• [ABOUT THIS TASK] Work out how many lines in the following entries contain the string "Last", and write only that number.

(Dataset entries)
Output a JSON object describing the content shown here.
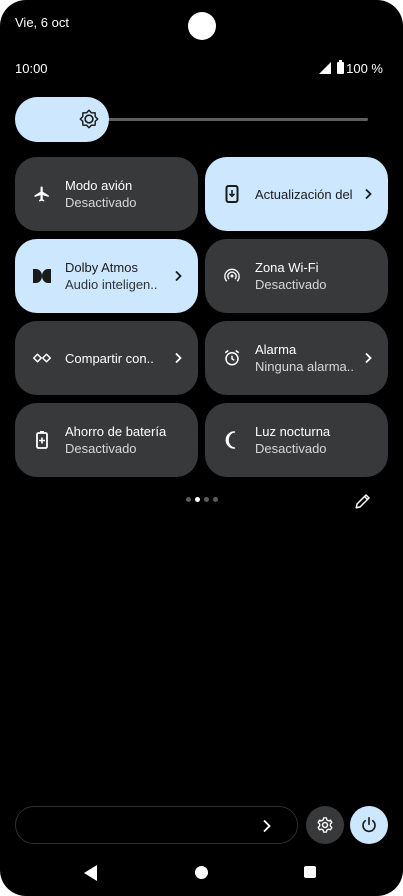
{
  "status": {
    "date": "Vie, 6 oct",
    "time": "10:00",
    "battery": "100 %"
  },
  "brightness": {
    "level": 0.25,
    "icon": "brightness-icon"
  },
  "tiles": [
    {
      "title": "Modo avión",
      "subtitle": "Desactivado",
      "icon": "airplane-icon",
      "active": false,
      "chevron": false
    },
    {
      "title": "Actualización del sistema",
      "subtitle": "",
      "icon": "system-update-icon",
      "active": true,
      "chevron": true
    },
    {
      "title": "Dolby Atmos",
      "subtitle": "Audio inteligen..",
      "icon": "dolby-icon",
      "active": true,
      "chevron": true
    },
    {
      "title": "Zona Wi-Fi",
      "subtitle": "Desactivado",
      "icon": "hotspot-icon",
      "active": false,
      "chevron": false
    },
    {
      "title": "Compartir con..",
      "subtitle": "",
      "icon": "nearby-share-icon",
      "active": false,
      "chevron": true
    },
    {
      "title": "Alarma",
      "subtitle": "Ninguna alarma..",
      "icon": "alarm-icon",
      "active": false,
      "chevron": true
    },
    {
      "title": "Ahorro de batería",
      "subtitle": "Desactivado",
      "icon": "battery-saver-icon",
      "active": false,
      "chevron": false
    },
    {
      "title": "Luz nocturna",
      "subtitle": "Desactivado",
      "icon": "night-light-icon",
      "active": false,
      "chevron": false
    }
  ],
  "pager": {
    "pages": 4,
    "current": 2
  },
  "colors": {
    "background": "#000000",
    "tile": "#38393b",
    "tile_active": "#cde7ff"
  }
}
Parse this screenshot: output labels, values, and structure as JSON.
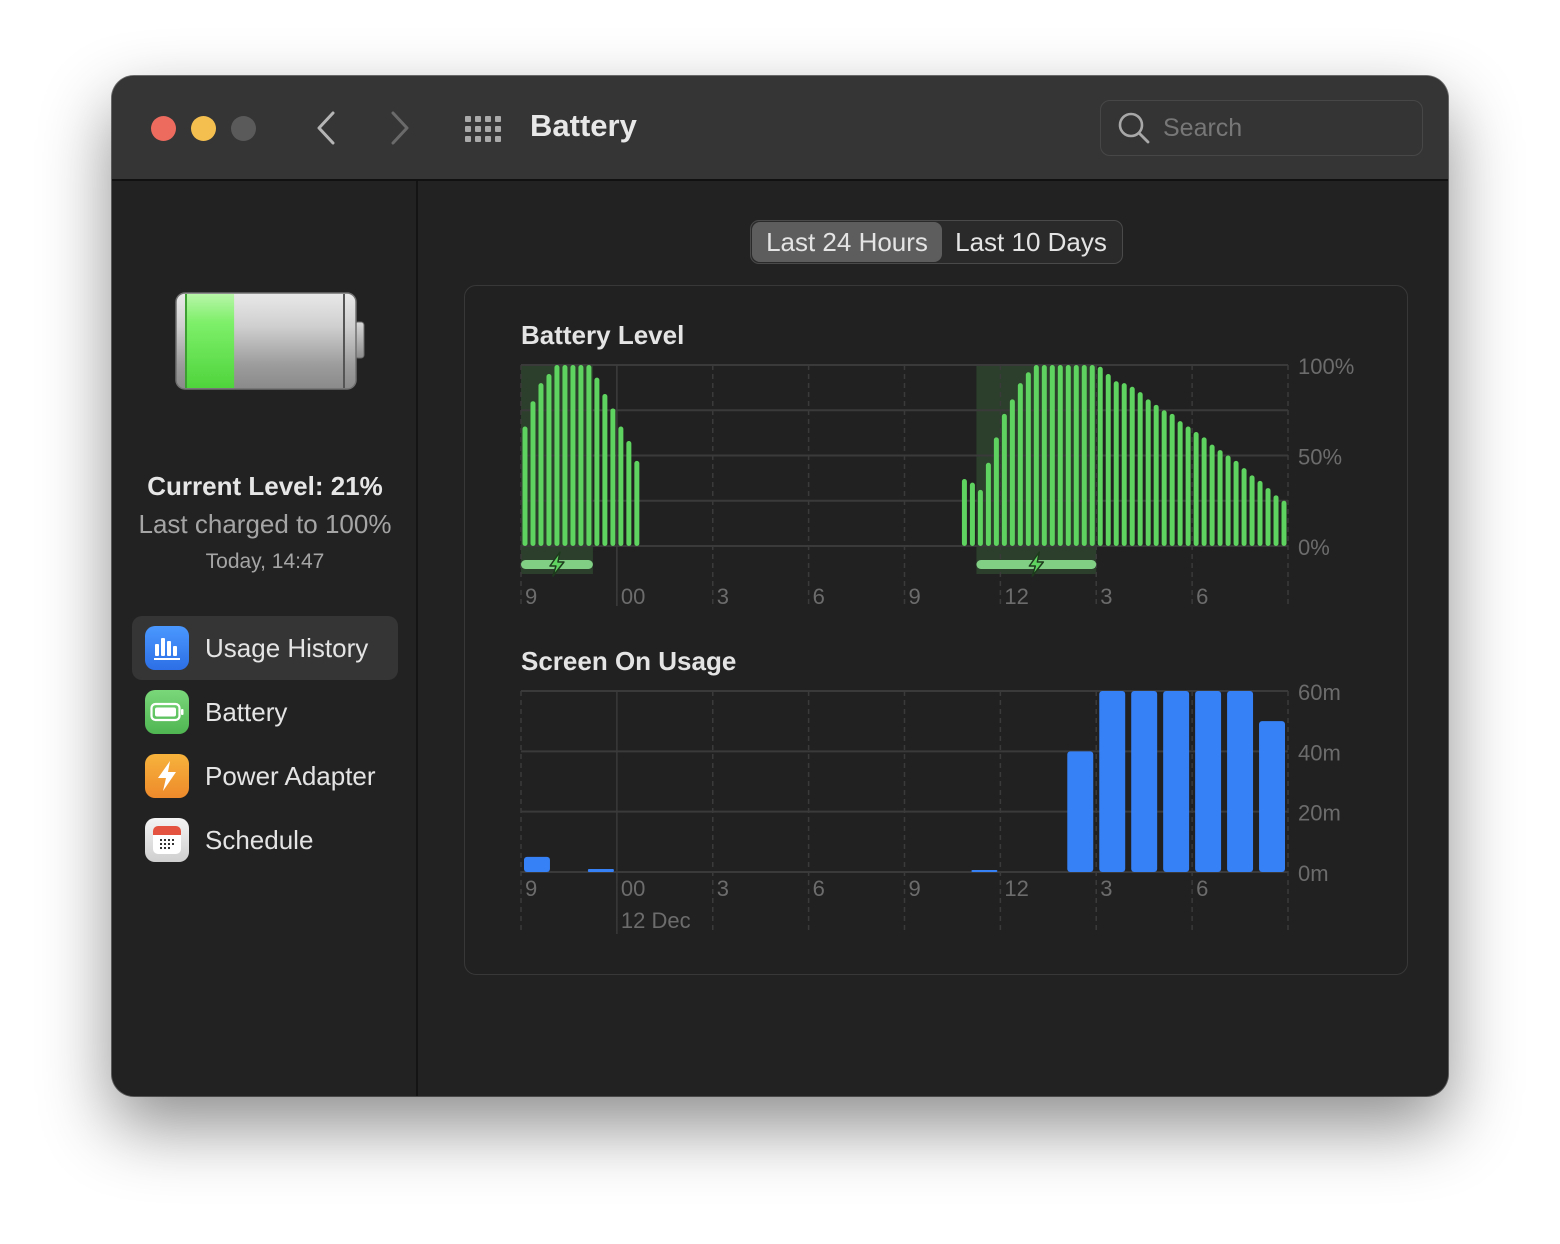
{
  "window": {
    "title": "Battery",
    "search_placeholder": "Search"
  },
  "sidebar": {
    "current_level": "Current Level: 21%",
    "last_charged": "Last charged to 100%",
    "charged_time": "Today, 14:47",
    "battery_fill_percent": 21,
    "items": [
      {
        "label": "Usage History",
        "icon": "bar-chart-icon",
        "active": true
      },
      {
        "label": "Battery",
        "icon": "battery-icon",
        "active": false
      },
      {
        "label": "Power Adapter",
        "icon": "lightning-icon",
        "active": false
      },
      {
        "label": "Schedule",
        "icon": "calendar-icon",
        "active": false
      }
    ]
  },
  "segments": {
    "options": [
      "Last 24 Hours",
      "Last 10 Days"
    ],
    "selected": "Last 24 Hours"
  },
  "help_label": "?",
  "colors": {
    "battery_bar": "#5fd35f",
    "charging_band": "#2c3f2c",
    "charging_indicator": "#80cf85",
    "screen_bar": "#3781f6"
  },
  "chart_data": [
    {
      "type": "bar",
      "title": "Battery Level",
      "xlabel": "",
      "ylabel": "",
      "ylim": [
        0,
        100
      ],
      "yticks": [
        "0%",
        "50%",
        "100%"
      ],
      "ytick_values": [
        0,
        50,
        100
      ],
      "grid": true,
      "x_slots": 96,
      "x_slot_minutes": 15,
      "xtick_labels": [
        "9",
        "00",
        "3",
        "6",
        "9",
        "12",
        "3",
        "6"
      ],
      "xtick_slots": [
        0,
        12,
        24,
        36,
        48,
        60,
        72,
        84
      ],
      "charging_periods": [
        [
          0,
          8
        ],
        [
          57,
          71
        ]
      ],
      "series": [
        {
          "name": "Battery Level",
          "start_slot": 0,
          "values": [
            66,
            80,
            90,
            95,
            100,
            100,
            100,
            100,
            100,
            93,
            84,
            76,
            66,
            58,
            47
          ]
        },
        {
          "name": "Battery Level",
          "start_slot": 55,
          "values": [
            37,
            35,
            31,
            46,
            60,
            73,
            81,
            90,
            96,
            100,
            100,
            100,
            100,
            100,
            100,
            100,
            100,
            99,
            95,
            91,
            90,
            88,
            85,
            81,
            78,
            75,
            73,
            69,
            66,
            63,
            60,
            56,
            53,
            50,
            47,
            43,
            39,
            36,
            32,
            28,
            25
          ]
        }
      ]
    },
    {
      "type": "bar",
      "title": "Screen On Usage",
      "xlabel": "",
      "ylabel": "",
      "ylim": [
        0,
        60
      ],
      "yticks": [
        "0m",
        "20m",
        "40m",
        "60m"
      ],
      "ytick_values": [
        0,
        20,
        40,
        60
      ],
      "grid": true,
      "xtick_labels": [
        "9",
        "00",
        "3",
        "6",
        "9",
        "12",
        "3",
        "6"
      ],
      "xtick_hours": [
        0,
        3,
        6,
        9,
        12,
        15,
        18,
        21
      ],
      "date_label": "12 Dec",
      "categories_hours": 24,
      "values": [
        5,
        0,
        1,
        0,
        0,
        0,
        0,
        0,
        0,
        0,
        0,
        0,
        0,
        0,
        0.5,
        0,
        0,
        40,
        60,
        60,
        60,
        60,
        60,
        50
      ]
    }
  ]
}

• [EXERCISE OUTPUT] 4